Starberries

Rahn stood hunched over the case of starberries, their brilliant black bodies and green seeds buoying his mood.

It had been a difficult morning. He got a message that Farnn from the kitchen hadn’t remembered the hallucinogenic tea he had purchased. His neighbor was 11 ticks late to let him out of the parkway. He slammed a tentacle into the door of the vehicle his roommate was letting him use while he was away on vacation in Kloripa. The mood passed as he drove, but returned as he sat through a lecture about his manager’s bad habits.

They normally didn’t let him prepare and package food; he had felt left out since being transferred to produce. Normally the glory of standing in back and focusing on one task fell to his coworkers, but that morning Frbu hadn’t wanted to do starberries.

The starberries arrived in cases of quarter units. The starberries on top of each quarter were to be inspected for quality and turned over to hide their leaves. This fussy, preposterous task (“this can’t possibly be a standard procedure, right?”) amused and horrified Rahn, but he found that he understood it.

It was impossible – or at least unnecessary – to look for meaning while he packaged the starberries. He smiled. He could respect the universe again.
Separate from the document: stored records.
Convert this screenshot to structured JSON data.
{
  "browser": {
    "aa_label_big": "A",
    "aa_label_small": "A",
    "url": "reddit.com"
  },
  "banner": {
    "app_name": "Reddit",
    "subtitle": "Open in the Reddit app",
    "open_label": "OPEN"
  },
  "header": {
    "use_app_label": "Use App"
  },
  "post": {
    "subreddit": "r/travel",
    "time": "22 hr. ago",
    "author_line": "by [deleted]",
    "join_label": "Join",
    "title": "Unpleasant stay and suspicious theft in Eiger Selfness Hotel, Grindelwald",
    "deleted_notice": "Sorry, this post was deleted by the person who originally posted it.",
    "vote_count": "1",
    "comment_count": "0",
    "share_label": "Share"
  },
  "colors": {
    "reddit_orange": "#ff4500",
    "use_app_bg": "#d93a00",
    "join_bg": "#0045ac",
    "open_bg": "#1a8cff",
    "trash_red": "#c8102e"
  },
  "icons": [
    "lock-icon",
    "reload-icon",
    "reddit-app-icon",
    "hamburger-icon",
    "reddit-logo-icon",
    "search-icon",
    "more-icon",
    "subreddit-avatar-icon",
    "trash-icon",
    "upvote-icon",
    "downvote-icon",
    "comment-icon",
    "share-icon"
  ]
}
Until the vice president and the spiiz monger started loudly discussing their Kargwaii vacations. Then he wanted to start class war.